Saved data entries
══════════
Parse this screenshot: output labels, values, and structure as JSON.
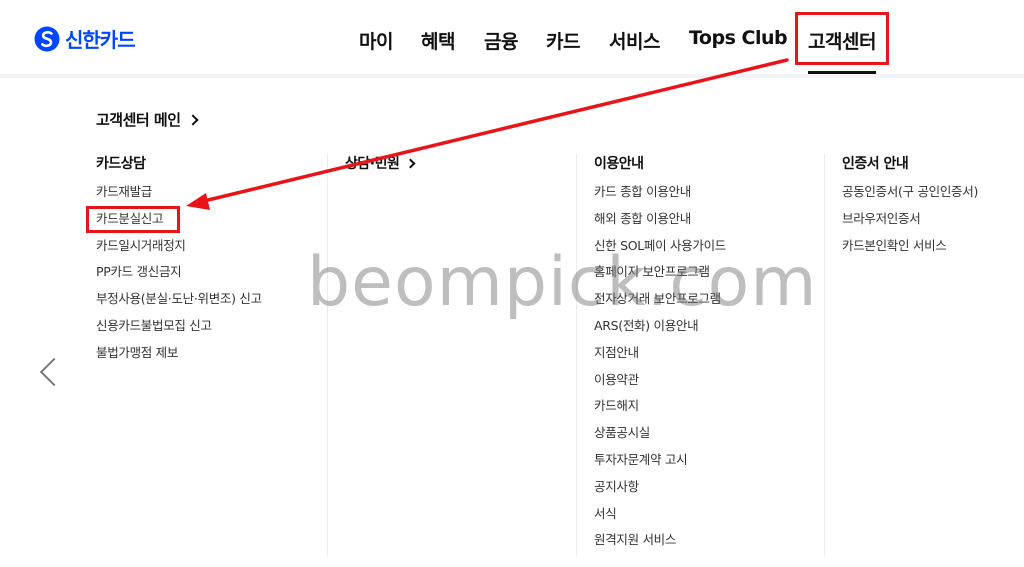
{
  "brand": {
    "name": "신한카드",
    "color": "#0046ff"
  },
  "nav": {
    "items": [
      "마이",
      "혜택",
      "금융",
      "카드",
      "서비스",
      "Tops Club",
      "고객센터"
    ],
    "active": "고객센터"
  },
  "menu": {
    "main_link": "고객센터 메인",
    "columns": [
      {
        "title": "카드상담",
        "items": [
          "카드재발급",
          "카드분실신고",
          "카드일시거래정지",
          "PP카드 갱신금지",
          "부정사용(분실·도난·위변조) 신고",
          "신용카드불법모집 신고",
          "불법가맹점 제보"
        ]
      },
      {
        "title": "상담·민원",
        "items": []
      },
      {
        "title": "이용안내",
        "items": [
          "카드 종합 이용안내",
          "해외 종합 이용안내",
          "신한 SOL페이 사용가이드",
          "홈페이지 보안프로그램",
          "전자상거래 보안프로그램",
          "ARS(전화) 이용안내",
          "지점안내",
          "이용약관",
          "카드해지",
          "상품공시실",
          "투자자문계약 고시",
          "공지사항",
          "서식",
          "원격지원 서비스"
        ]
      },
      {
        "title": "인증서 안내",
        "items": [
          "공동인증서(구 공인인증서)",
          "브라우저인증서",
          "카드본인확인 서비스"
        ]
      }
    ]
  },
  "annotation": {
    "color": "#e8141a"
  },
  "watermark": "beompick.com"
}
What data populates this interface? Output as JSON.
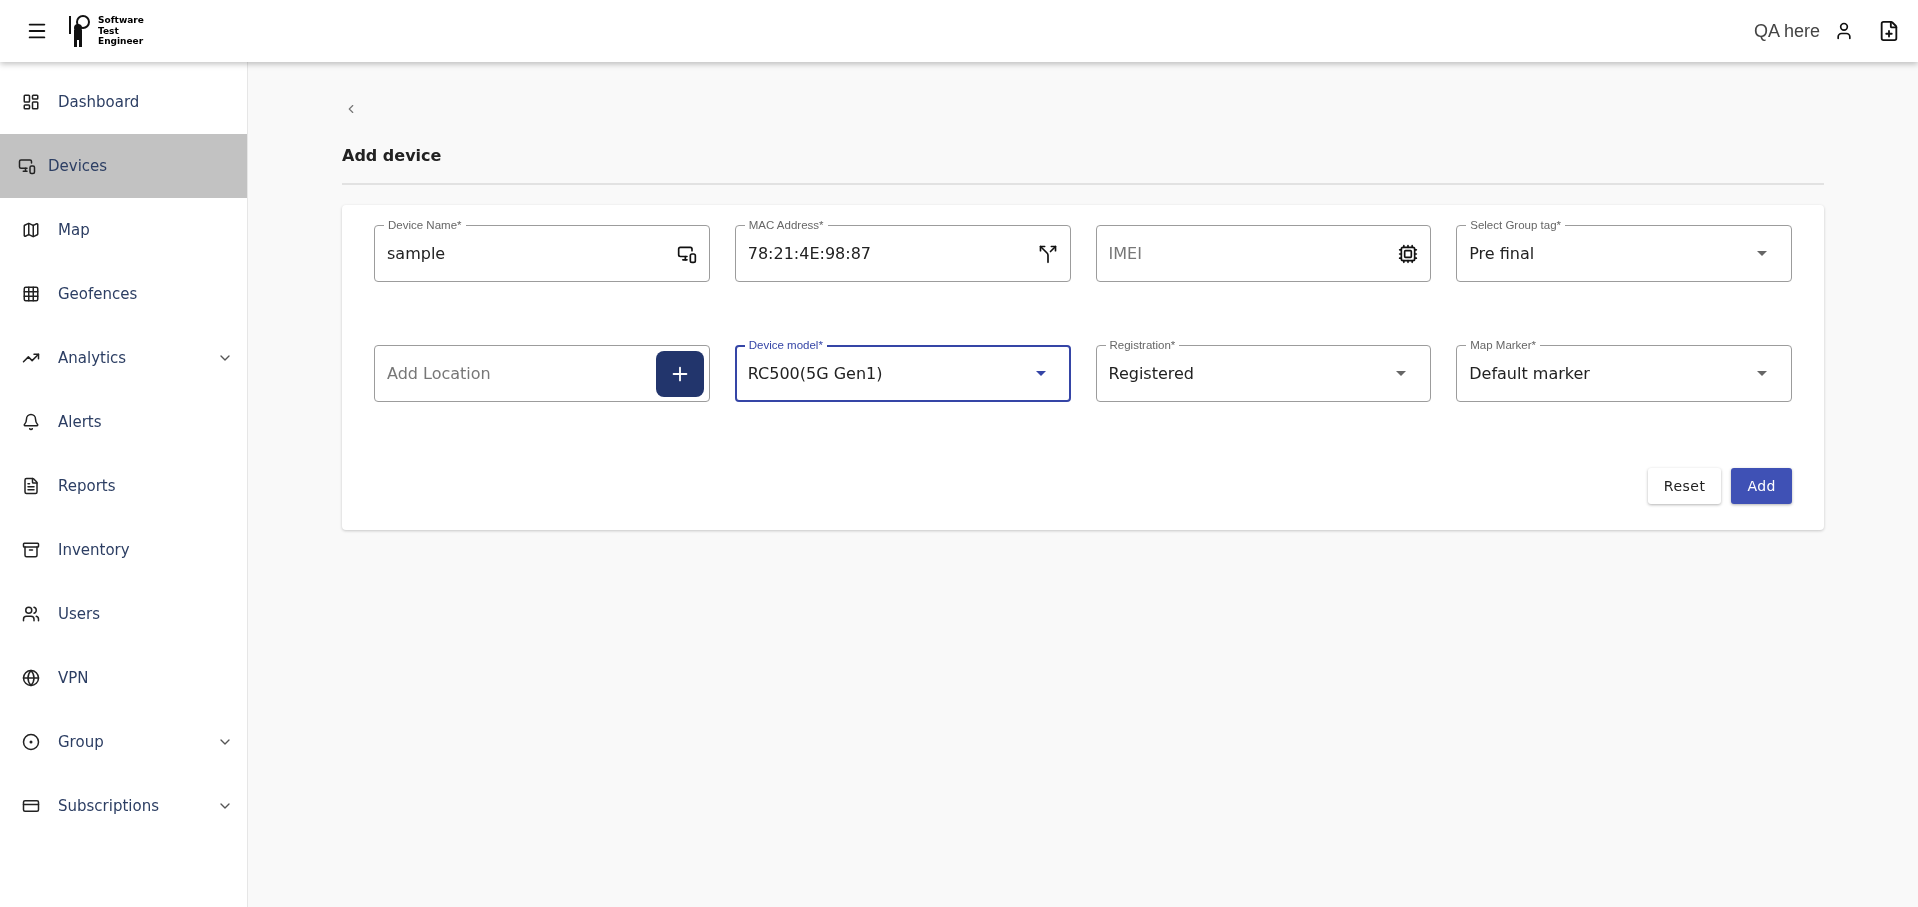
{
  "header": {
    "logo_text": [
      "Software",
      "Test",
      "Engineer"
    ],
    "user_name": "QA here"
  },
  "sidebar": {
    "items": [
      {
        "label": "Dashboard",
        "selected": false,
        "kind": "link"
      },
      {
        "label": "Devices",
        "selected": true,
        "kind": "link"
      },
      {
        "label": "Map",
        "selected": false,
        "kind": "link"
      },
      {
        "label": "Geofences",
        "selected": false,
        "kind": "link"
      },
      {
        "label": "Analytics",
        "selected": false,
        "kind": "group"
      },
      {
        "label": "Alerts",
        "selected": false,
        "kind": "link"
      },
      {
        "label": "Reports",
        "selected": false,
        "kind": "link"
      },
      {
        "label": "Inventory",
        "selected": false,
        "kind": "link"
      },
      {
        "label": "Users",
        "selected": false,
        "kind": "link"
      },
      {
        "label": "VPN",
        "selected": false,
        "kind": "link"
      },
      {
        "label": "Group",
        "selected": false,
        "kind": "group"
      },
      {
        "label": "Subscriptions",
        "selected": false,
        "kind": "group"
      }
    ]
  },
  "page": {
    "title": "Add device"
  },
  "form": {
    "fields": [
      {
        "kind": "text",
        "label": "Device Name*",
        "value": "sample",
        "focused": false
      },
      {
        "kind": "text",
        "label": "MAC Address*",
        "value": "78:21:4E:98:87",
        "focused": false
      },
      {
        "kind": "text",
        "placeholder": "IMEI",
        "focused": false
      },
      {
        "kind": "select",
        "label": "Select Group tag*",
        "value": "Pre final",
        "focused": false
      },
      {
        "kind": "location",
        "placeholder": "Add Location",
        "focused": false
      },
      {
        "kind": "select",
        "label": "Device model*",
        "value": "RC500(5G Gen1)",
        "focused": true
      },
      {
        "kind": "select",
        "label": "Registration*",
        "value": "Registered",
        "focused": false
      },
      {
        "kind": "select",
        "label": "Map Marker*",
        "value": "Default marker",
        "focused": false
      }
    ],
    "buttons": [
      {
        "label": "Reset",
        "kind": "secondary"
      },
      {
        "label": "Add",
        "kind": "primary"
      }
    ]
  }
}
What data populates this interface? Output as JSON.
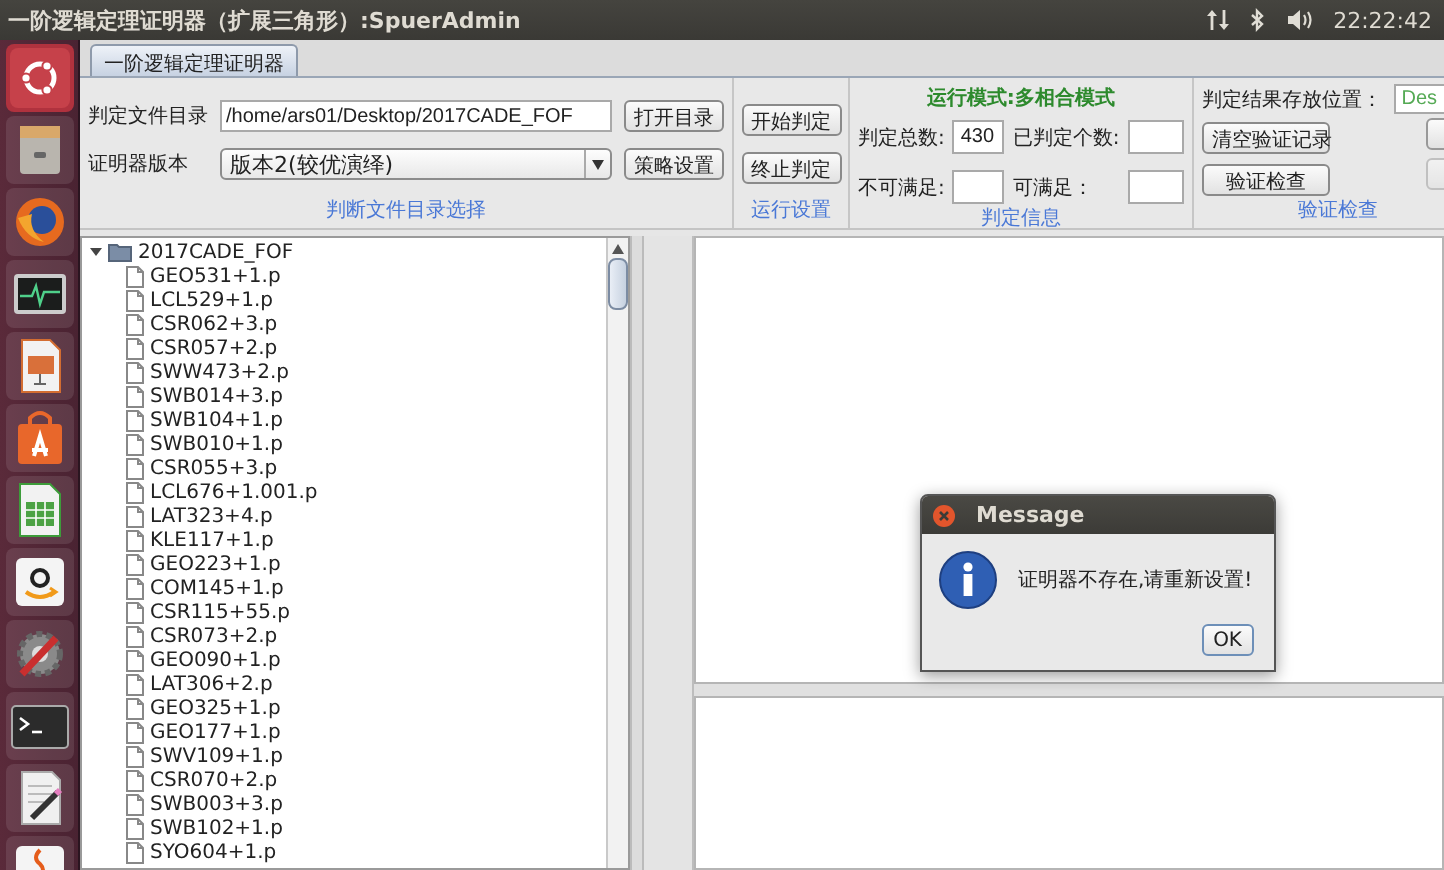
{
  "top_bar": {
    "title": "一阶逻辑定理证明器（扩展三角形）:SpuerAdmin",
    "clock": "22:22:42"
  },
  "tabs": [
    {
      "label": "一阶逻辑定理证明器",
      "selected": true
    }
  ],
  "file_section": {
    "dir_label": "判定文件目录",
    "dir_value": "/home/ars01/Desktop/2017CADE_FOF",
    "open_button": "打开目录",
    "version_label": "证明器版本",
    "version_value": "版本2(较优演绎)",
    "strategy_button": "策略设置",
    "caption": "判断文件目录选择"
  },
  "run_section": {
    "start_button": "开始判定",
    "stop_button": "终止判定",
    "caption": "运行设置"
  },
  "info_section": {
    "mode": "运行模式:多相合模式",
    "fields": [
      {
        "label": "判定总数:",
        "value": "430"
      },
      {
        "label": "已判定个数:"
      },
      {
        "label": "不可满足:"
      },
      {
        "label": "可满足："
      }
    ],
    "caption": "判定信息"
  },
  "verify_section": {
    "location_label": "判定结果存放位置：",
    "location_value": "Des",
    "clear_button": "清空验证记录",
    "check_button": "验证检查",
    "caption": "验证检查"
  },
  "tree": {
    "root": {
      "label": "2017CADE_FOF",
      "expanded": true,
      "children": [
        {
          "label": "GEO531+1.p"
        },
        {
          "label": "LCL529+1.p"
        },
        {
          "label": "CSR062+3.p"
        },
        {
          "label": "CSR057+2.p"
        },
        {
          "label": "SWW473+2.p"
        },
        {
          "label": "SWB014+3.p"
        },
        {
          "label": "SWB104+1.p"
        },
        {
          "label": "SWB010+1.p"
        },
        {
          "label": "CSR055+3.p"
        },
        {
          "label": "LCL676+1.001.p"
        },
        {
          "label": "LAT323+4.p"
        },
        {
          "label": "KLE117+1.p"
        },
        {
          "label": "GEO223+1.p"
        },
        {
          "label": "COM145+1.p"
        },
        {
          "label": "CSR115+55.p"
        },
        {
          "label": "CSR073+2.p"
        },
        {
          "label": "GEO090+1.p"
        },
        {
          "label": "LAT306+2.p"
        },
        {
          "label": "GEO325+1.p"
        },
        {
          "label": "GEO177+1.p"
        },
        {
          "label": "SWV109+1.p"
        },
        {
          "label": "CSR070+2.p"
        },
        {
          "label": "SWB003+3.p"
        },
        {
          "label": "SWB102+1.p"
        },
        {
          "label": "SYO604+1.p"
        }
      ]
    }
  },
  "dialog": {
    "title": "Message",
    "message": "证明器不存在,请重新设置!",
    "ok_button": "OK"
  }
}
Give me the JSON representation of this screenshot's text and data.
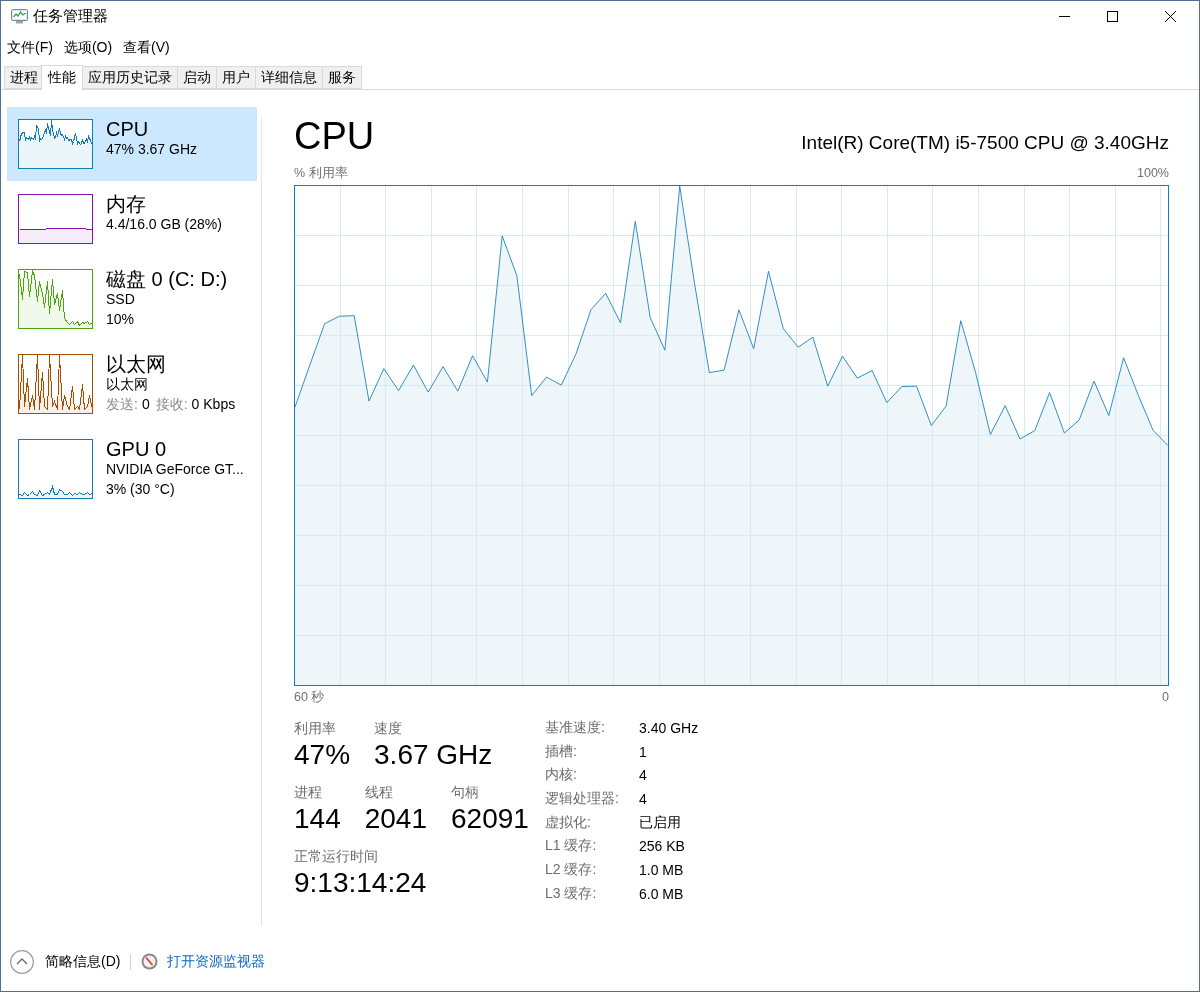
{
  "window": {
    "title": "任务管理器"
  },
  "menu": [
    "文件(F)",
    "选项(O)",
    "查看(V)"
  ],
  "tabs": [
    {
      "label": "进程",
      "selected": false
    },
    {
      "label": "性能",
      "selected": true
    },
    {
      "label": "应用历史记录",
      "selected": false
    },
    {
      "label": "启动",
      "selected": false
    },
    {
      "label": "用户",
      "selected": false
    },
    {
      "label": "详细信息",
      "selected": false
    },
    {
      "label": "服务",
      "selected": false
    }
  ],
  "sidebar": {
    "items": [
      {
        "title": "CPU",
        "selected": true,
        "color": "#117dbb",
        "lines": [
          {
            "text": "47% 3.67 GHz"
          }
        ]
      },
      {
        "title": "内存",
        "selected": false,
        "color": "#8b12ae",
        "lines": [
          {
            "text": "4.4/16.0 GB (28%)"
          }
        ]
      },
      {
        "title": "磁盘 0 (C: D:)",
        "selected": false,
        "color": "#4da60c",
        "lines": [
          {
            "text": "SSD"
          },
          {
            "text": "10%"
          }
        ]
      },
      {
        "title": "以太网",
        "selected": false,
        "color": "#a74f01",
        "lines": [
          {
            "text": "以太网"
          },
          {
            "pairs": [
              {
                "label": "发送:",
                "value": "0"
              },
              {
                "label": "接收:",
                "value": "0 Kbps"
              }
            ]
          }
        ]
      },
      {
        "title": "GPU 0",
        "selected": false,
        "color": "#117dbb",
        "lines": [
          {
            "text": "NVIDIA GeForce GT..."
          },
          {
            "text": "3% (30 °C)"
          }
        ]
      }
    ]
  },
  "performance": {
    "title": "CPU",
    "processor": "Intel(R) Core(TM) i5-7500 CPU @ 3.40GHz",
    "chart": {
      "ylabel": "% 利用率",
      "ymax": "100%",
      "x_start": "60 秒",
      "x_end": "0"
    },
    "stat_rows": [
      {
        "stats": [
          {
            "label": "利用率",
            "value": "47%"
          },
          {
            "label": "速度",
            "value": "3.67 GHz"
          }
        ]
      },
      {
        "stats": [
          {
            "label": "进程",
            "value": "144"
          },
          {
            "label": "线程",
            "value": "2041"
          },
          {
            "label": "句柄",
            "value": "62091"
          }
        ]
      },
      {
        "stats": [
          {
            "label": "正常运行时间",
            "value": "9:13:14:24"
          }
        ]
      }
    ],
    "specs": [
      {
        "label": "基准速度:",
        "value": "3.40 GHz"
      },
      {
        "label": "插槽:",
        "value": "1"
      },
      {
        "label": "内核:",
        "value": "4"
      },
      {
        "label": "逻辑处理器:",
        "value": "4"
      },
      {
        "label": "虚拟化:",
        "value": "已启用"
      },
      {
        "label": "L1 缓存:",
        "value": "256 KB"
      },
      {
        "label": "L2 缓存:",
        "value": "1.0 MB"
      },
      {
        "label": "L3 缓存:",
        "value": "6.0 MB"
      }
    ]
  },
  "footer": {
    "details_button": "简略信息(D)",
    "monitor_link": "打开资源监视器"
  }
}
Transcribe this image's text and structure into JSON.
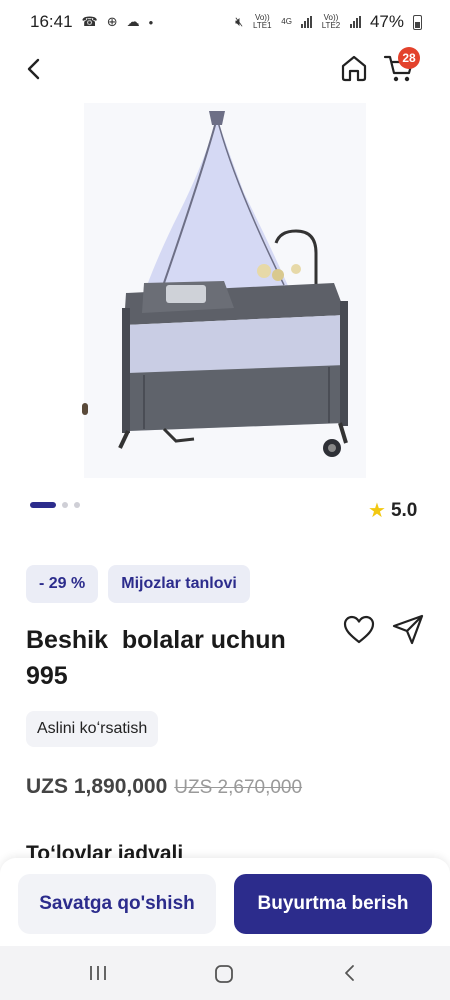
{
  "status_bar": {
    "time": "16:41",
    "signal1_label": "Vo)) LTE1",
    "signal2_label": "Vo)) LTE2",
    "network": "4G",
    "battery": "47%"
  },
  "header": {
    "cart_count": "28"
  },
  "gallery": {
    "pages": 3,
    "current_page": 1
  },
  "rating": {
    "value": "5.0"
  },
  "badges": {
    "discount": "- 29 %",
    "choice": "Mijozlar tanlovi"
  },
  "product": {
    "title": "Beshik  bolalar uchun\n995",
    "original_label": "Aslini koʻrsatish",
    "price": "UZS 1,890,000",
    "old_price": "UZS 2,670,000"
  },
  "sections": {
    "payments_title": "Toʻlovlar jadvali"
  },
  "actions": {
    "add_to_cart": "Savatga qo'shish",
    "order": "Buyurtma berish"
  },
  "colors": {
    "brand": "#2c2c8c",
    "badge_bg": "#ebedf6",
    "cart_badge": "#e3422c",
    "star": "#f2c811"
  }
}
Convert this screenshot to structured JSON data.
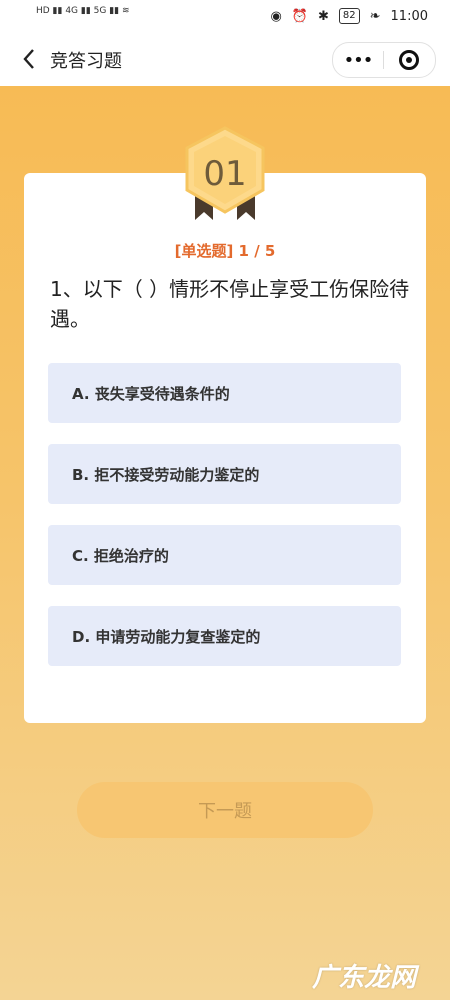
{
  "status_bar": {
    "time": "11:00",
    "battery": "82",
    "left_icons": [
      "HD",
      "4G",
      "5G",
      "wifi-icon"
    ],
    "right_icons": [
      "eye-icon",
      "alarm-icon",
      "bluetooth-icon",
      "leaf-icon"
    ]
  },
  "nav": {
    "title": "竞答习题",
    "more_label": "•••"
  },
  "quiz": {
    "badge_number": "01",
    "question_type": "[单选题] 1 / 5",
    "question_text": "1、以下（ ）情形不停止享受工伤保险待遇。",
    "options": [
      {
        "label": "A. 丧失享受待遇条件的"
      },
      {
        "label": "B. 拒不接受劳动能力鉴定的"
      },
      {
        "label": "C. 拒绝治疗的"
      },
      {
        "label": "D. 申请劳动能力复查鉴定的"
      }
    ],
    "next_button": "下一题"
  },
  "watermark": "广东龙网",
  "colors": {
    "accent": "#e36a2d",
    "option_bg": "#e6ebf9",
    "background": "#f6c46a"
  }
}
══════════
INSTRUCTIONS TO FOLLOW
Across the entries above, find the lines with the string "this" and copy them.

TASK RESPONSE
Parse this screenshot: output labels, values, and structure as JSON.
What data populates this interface? Output as JSON.
What data populates this interface? Output as JSON.
Give me the JSON representation of this screenshot's text and data.
Transcribe this image's text and structure into JSON.
Convert this screenshot to structured JSON data.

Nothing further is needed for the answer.